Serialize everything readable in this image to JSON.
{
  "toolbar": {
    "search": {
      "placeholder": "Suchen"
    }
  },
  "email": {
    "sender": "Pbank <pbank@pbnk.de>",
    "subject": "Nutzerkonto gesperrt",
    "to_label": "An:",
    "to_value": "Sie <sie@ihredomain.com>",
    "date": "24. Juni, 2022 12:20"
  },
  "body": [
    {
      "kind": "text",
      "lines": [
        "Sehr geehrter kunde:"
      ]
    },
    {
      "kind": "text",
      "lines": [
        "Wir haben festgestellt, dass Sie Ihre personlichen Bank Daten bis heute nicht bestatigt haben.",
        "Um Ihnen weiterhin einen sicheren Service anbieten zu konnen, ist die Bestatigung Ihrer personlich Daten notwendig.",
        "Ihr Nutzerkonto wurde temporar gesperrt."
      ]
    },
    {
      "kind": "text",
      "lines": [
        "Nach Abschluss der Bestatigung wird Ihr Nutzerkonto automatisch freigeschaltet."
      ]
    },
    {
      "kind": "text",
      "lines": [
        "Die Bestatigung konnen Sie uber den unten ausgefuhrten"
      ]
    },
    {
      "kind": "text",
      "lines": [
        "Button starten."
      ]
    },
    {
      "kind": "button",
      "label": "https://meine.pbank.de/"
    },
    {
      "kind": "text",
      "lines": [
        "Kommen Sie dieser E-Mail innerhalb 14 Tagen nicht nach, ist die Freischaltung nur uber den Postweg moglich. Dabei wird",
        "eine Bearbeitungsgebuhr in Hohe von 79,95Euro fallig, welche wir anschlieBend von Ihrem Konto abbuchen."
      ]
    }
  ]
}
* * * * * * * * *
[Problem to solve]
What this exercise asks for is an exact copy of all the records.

[Result]
Serialize everything readable in this image to JSON.
{
  "toolbar": {
    "search": {
      "placeholder": "Suchen"
    }
  },
  "email": {
    "sender": "Pbank <pbank@pbnk.de>",
    "subject": "Nutzerkonto gesperrt",
    "to_label": "An:",
    "to_value": "Sie <sie@ihredomain.com>",
    "date": "24. Juni, 2022 12:20"
  },
  "body": [
    {
      "kind": "text",
      "lines": [
        "Sehr geehrter kunde:"
      ]
    },
    {
      "kind": "text",
      "lines": [
        "Wir haben festgestellt, dass Sie Ihre personlichen Bank Daten bis heute nicht bestatigt haben.",
        "Um Ihnen weiterhin einen sicheren Service anbieten zu konnen, ist die Bestatigung Ihrer personlich Daten notwendig.",
        "Ihr Nutzerkonto wurde temporar gesperrt."
      ]
    },
    {
      "kind": "text",
      "lines": [
        "Nach Abschluss der Bestatigung wird Ihr Nutzerkonto automatisch freigeschaltet."
      ]
    },
    {
      "kind": "text",
      "lines": [
        "Die Bestatigung konnen Sie uber den unten ausgefuhrten"
      ]
    },
    {
      "kind": "text",
      "lines": [
        "Button starten."
      ]
    },
    {
      "kind": "button",
      "label": "https://meine.pbank.de/"
    },
    {
      "kind": "text",
      "lines": [
        "Kommen Sie dieser E-Mail innerhalb 14 Tagen nicht nach, ist die Freischaltung nur uber den Postweg moglich. Dabei wird",
        "eine Bearbeitungsgebuhr in Hohe von 79,95Euro fallig, welche wir anschlieBend von Ihrem Konto abbuchen."
      ]
    }
  ]
}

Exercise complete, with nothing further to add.